- An Associated Press/Gfk poll of registered voters found very few voters committed, with Clinton leading Trump, 37% to 29%, and Gary Johnson at 7%.
- A McClatchy-Marist poll gave Clinton a six-point edge, 45% to 39%, in a four-way ballot test. Johnson pulls 10% support, with Jill Stein at 4%.
- Rasmussen, which has drawn criticism for continually showing Donald Trump doing much better than he does in other polls, is at it again. A new survey gives Trump a five-point lead, 44%-39%.

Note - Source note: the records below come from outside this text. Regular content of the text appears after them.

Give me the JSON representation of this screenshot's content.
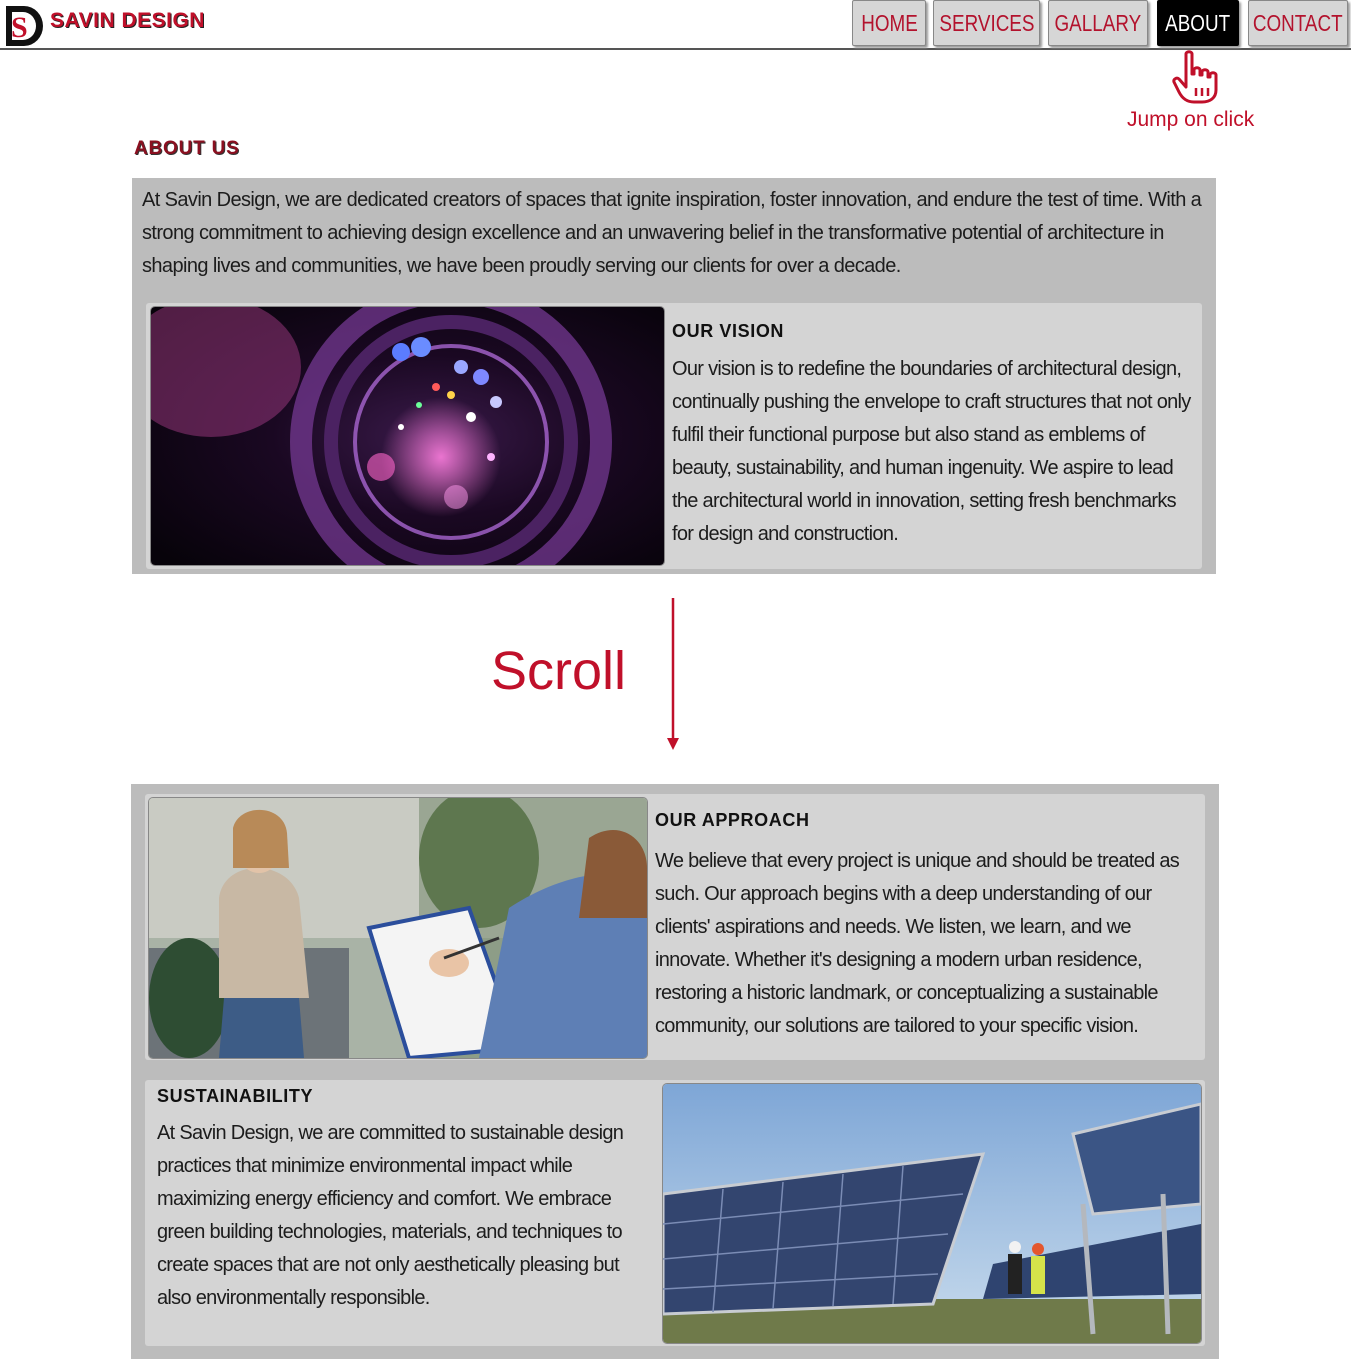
{
  "brand": {
    "name": "SAVIN DESIGN",
    "logo_letters": "S",
    "logo_icon": "sd-logo-icon"
  },
  "nav": {
    "items": [
      {
        "label": "HOME",
        "active": false
      },
      {
        "label": "SERVICES",
        "active": false
      },
      {
        "label": "GALLARY",
        "active": false
      },
      {
        "label": "ABOUT",
        "active": true
      },
      {
        "label": "CONTACT",
        "active": false
      }
    ]
  },
  "annotations": {
    "click_hint": "Jump on click",
    "click_icon": "pointer-hand-icon",
    "scroll_hint": "Scroll",
    "scroll_icon": "down-arrow-icon"
  },
  "about": {
    "title": "ABOUT US",
    "intro": "At Savin Design, we are dedicated creators of spaces that ignite inspiration, foster innovation, and endure the test of time. With a strong commitment to achieving design excellence and an unwavering belief in the transformative potential of architecture in shaping lives and communities, we have been proudly serving our clients for over a decade.",
    "vision": {
      "heading": "OUR VISION",
      "text": "Our vision is to redefine the boundaries of architectural design, continually pushing the envelope to craft structures that not only fulfil their functional purpose but also stand as emblems of beauty, sustainability, and human ingenuity. We aspire to lead the architectural world in innovation, setting fresh benchmarks for design and construction.",
      "image": "camera-lens-photo"
    },
    "approach": {
      "heading": "OUR APPROACH",
      "text": "We believe that every project is unique and should be treated as such. Our approach begins with a deep understanding of our clients' aspirations and needs. We listen, we learn, and we innovate. Whether it's designing a modern urban residence, restoring a historic landmark, or conceptualizing a sustainable community, our solutions are tailored to your specific vision.",
      "image": "client-consultation-photo"
    },
    "sustainability": {
      "heading": "SUSTAINABILITY",
      "text": "At Savin Design, we are committed to sustainable design practices that minimize environmental impact while maximizing energy efficiency and comfort. We embrace green building technologies, materials, and techniques to create spaces that are not only aesthetically pleasing but also environmentally responsible.",
      "image": "solar-panels-photo"
    }
  },
  "colors": {
    "brand_red": "#c0102a",
    "nav_bg": "#d6d6d6",
    "nav_active_bg": "#000000",
    "panel_bg": "#bcbcbc",
    "card_bg": "#d4d4d4"
  }
}
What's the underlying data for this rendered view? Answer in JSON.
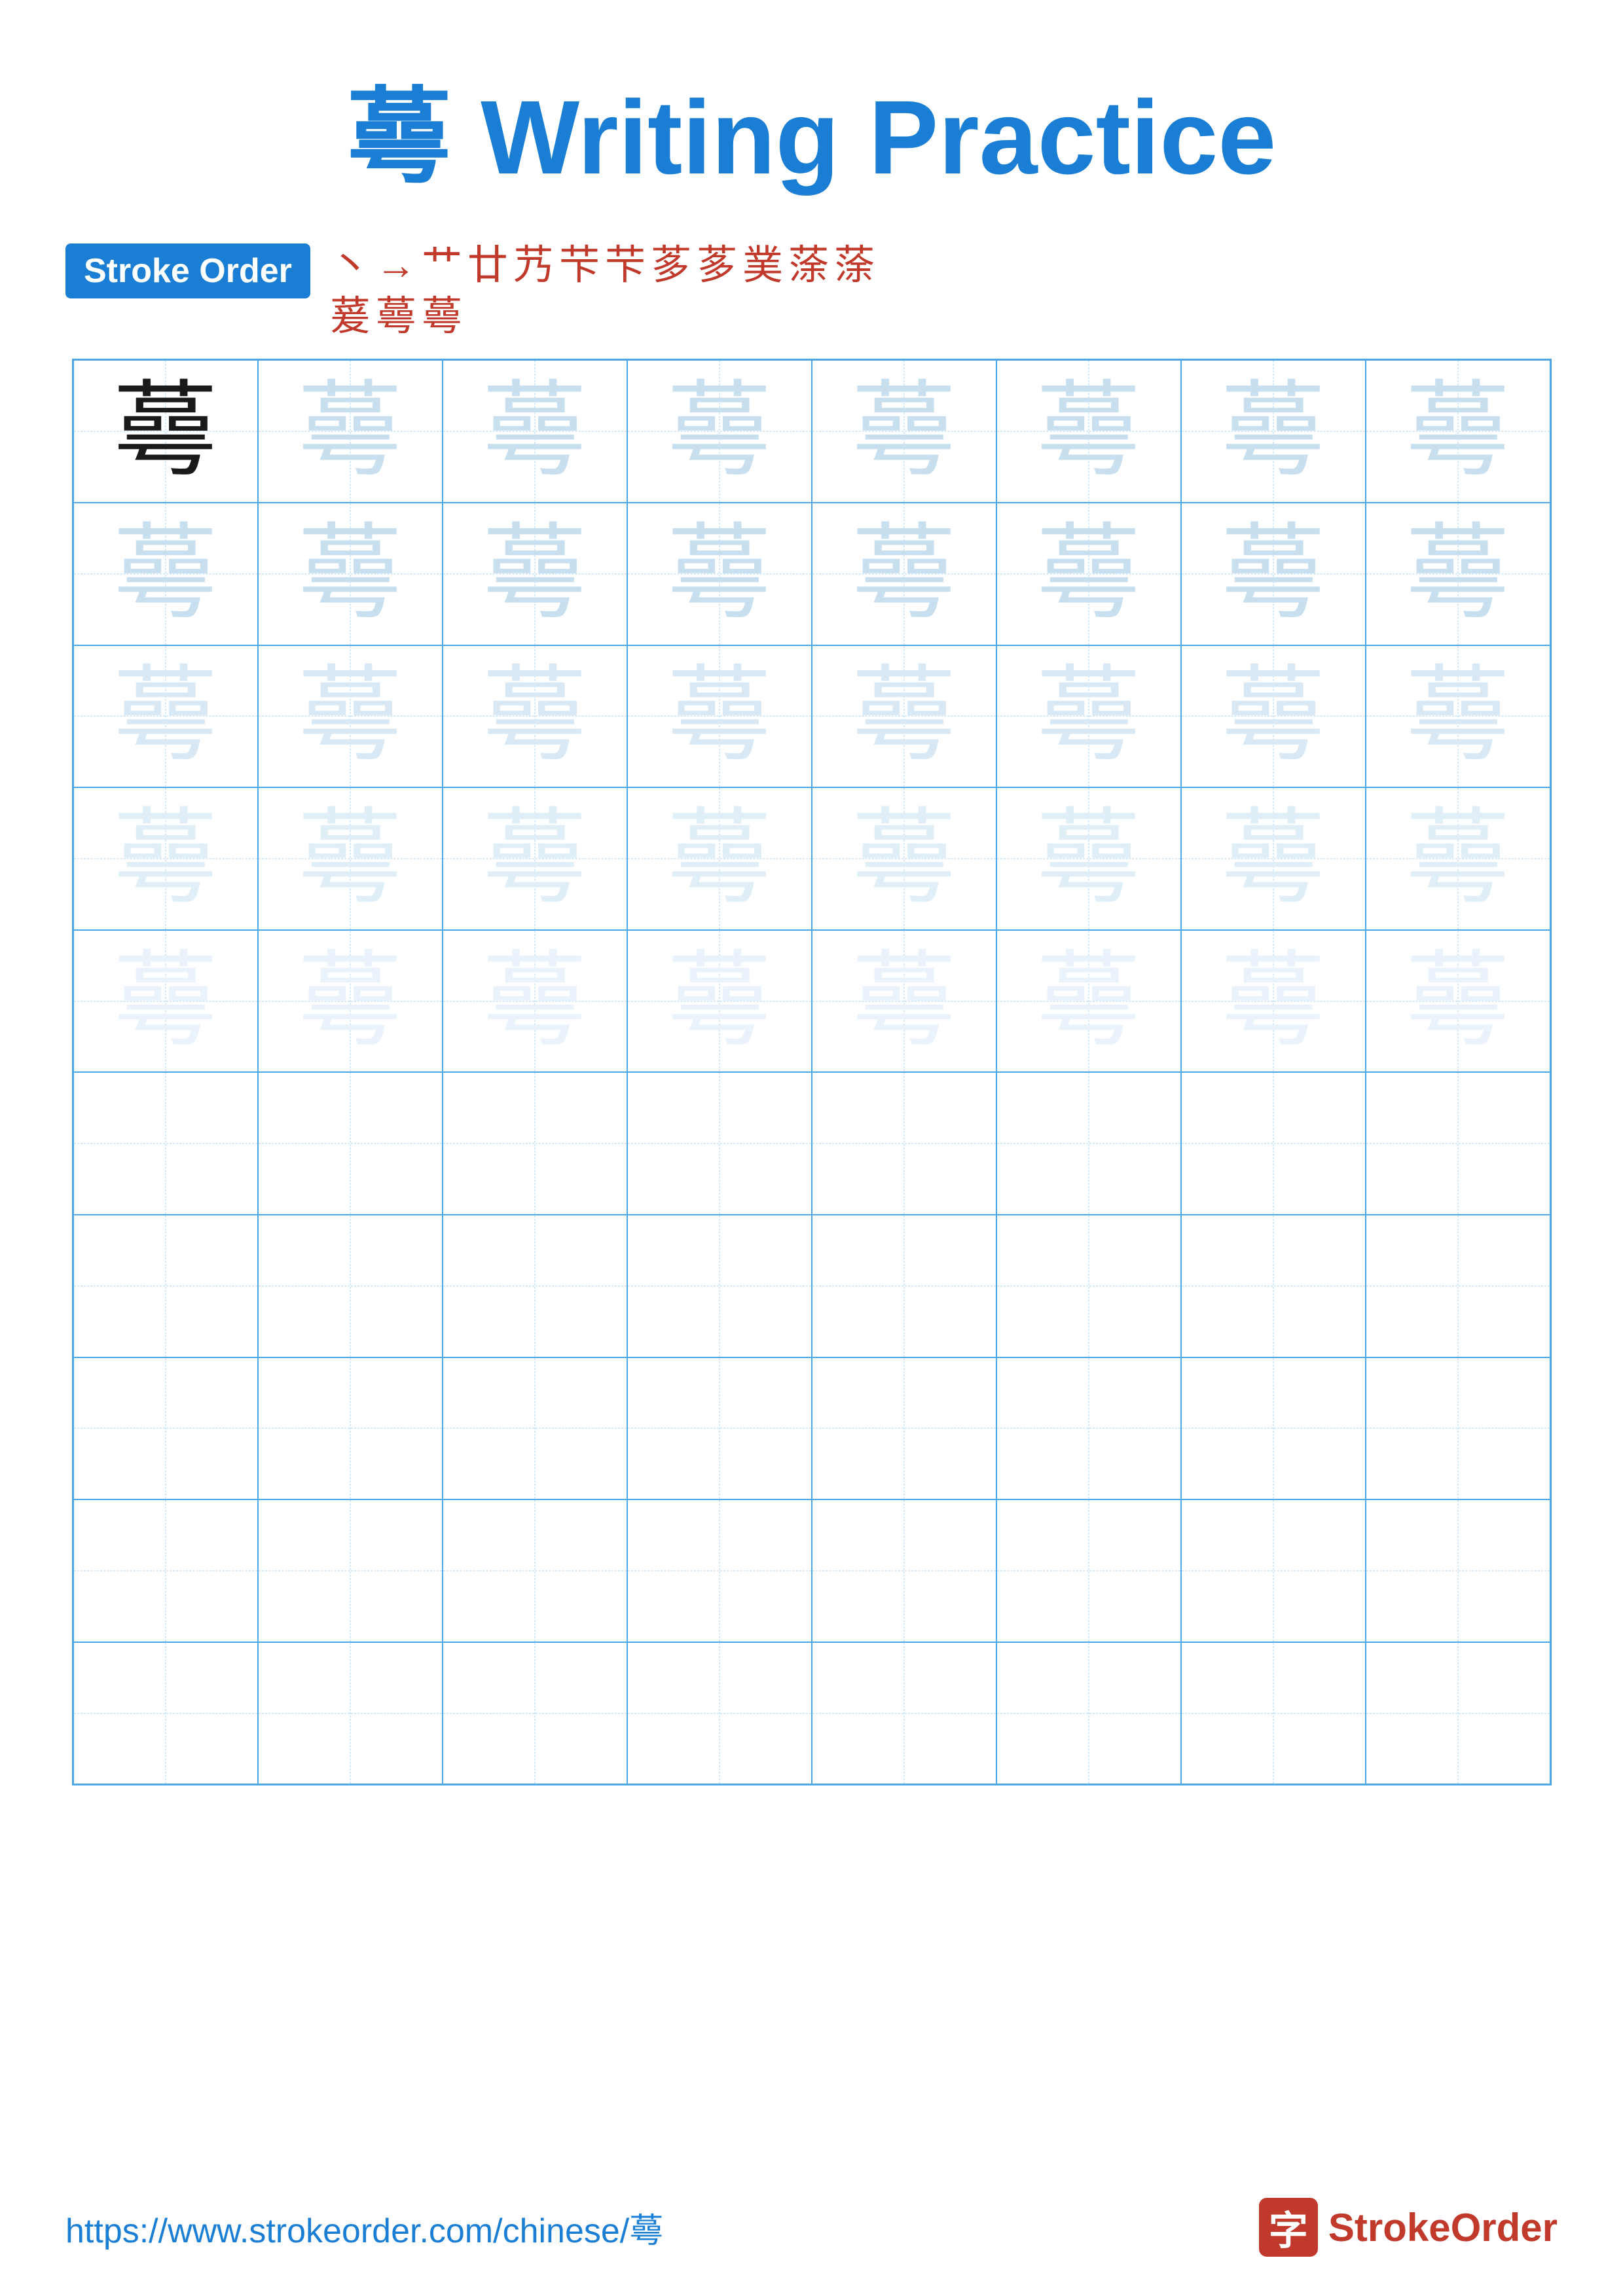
{
  "title": {
    "char": "蕚",
    "label": "Writing Practice",
    "full": "蕚 Writing Practice"
  },
  "stroke_order": {
    "badge_label": "Stroke Order",
    "sequence_row1": [
      "丶",
      "→",
      "艹",
      "廿",
      "艿",
      "芐",
      "芐",
      "茤",
      "茤",
      "菐",
      "蒤",
      "蒤"
    ],
    "sequence_row2": [
      "萲",
      "蕚",
      "蕚"
    ]
  },
  "grid": {
    "char": "蕚",
    "rows": 10,
    "cols": 8,
    "opacity_levels": [
      "dark",
      "light1",
      "light1",
      "light2",
      "light2",
      "light3",
      "light3",
      "light4",
      "light4",
      "empty"
    ]
  },
  "footer": {
    "url": "https://www.strokeorder.com/chinese/蕚",
    "logo_char": "字",
    "logo_text_part1": "Stroke",
    "logo_text_part2": "Order"
  }
}
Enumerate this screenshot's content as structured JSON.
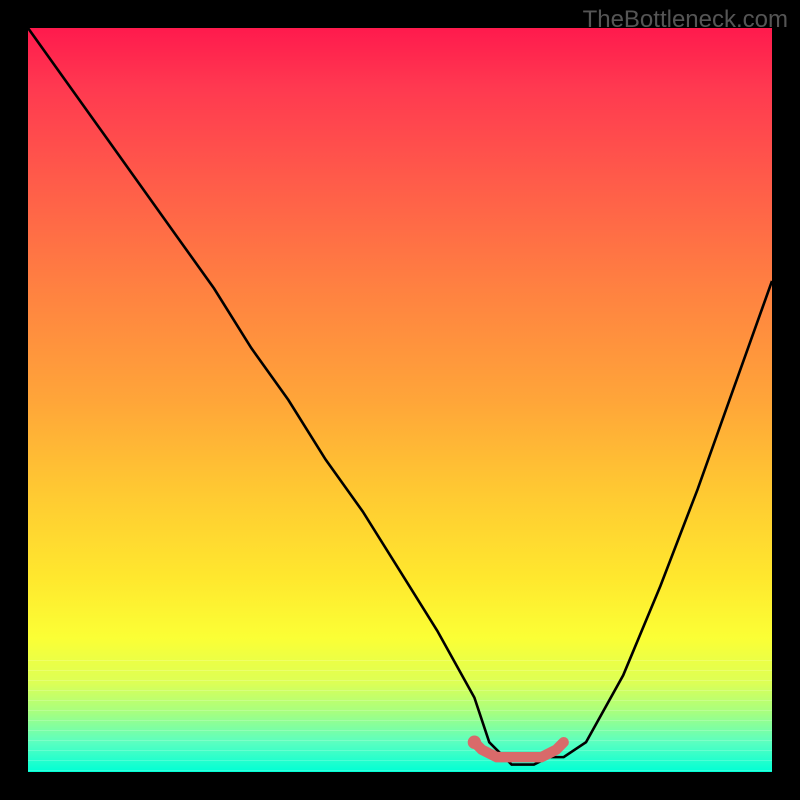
{
  "watermark": "TheBottleneck.com",
  "chart_data": {
    "type": "line",
    "title": "",
    "xlabel": "",
    "ylabel": "",
    "xlim": [
      0,
      100
    ],
    "ylim": [
      0,
      100
    ],
    "series": [
      {
        "name": "curve",
        "x": [
          0,
          5,
          10,
          15,
          20,
          25,
          30,
          35,
          40,
          45,
          50,
          55,
          60,
          62,
          65,
          68,
          70,
          72,
          75,
          80,
          85,
          90,
          95,
          100
        ],
        "values": [
          100,
          93,
          86,
          79,
          72,
          65,
          57,
          50,
          42,
          35,
          27,
          19,
          10,
          4,
          1,
          1,
          2,
          2,
          4,
          13,
          25,
          38,
          52,
          66
        ]
      },
      {
        "name": "marker-band",
        "x": [
          60,
          61,
          63,
          65,
          67,
          69,
          71,
          72
        ],
        "values": [
          4,
          3,
          2,
          2,
          2,
          2,
          3,
          4
        ]
      }
    ],
    "colors": {
      "curve": "#000000",
      "marker": "#d96a6a",
      "gradient_top": "#ff1a4d",
      "gradient_bottom": "#00ffd5"
    }
  }
}
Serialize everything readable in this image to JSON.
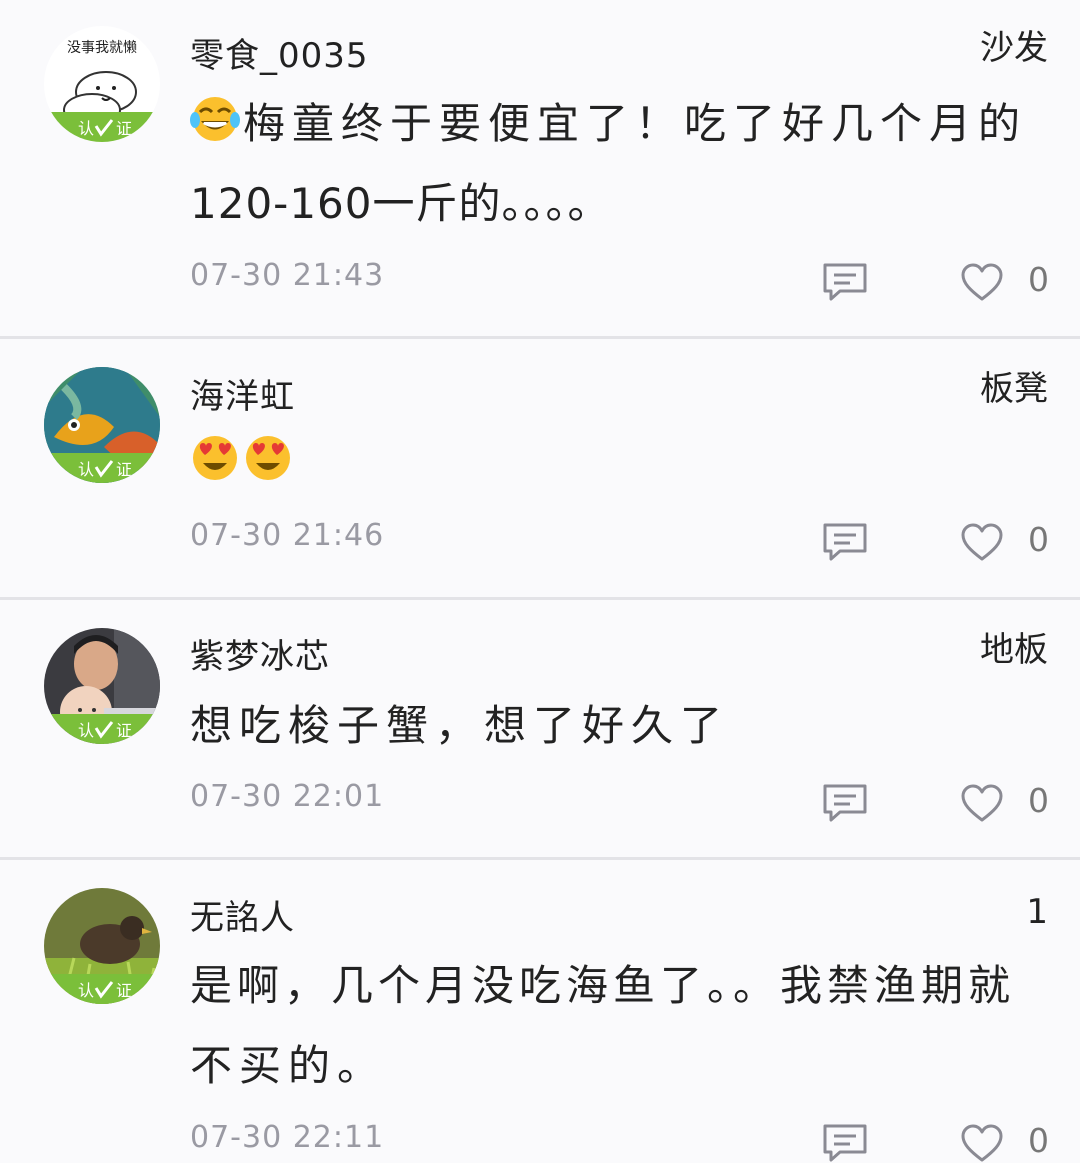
{
  "comments": [
    {
      "username": "零食_0035",
      "floor": "沙发",
      "content_line1": "梅童终于要便宜了！吃了好几个月的",
      "content_line2": "120-160一斤的。。。。",
      "time": "07-30 21:43",
      "likes": "0",
      "avatar_text": "没事我就懒",
      "emoji": "tears-of-joy",
      "verified_label_left": "认",
      "verified_label_right": "证"
    },
    {
      "username": "海洋虹",
      "floor": "板凳",
      "emoji": "heart-eyes",
      "emoji_count": 2,
      "time": "07-30 21:46",
      "likes": "0",
      "verified_label_left": "认",
      "verified_label_right": "证"
    },
    {
      "username": "紫梦冰芯",
      "floor": "地板",
      "content_line1": "想吃梭子蟹，想了好久了",
      "time": "07-30 22:01",
      "likes": "0",
      "verified_label_left": "认",
      "verified_label_right": "证"
    },
    {
      "username": "无詺人",
      "floor": "1",
      "content_line1": "是啊，几个月没吃海鱼了。。我禁渔期就",
      "content_line2": "不买的。",
      "time": "07-30 22:11",
      "likes": "0",
      "verified_label_left": "认",
      "verified_label_right": "证"
    }
  ],
  "colors": {
    "background": "#fafafc",
    "divider": "#e3e3e7",
    "verify_badge": "#7bbf3a",
    "timestamp": "#9a9aa3",
    "icon": "#8a8a93"
  },
  "icons": {
    "reply": "comment-bubble-icon",
    "like": "heart-outline-icon",
    "verify": "verified-check-icon"
  }
}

In contrast to Hillary Clinton's meticulous debate practice sessions, Donald Trump "is largely shunning traditional debate preparations, but has been watching video of…Clinton’s best and worst debate moments, looking for her vulnerabilities.” Trump “has paid only cursory attention to briefing materials. He has refused to use lecterns in mock debate sessions despite the urging of his advisers. He prefers spitballing ideas with his team rather than honing them into crisp, two-minute answers.”
Donald Trump "is on the precipice of becoming the only major-party presidential candidate this century not to reach out to millions of American voters whose dominant, first or just preferred language is Spanish. Trump has not only failed to buy any Spanish-language television or radio ads, he so far has avoided even offering a translation of his website into Spanish, breaking with two decades of bipartisan tradition."
Bill and Hillary Clinton have purchased the home next door to their primary residence in tony Chappaqua, New York, for $1.16 million. "By purchasing the new home, the Clinton's now own the entire cul-de-sac at the end of the road in the leafy New York suburb. The purchase makes it easier for the United States Secret Service to protect the former president and possible future commander in chief."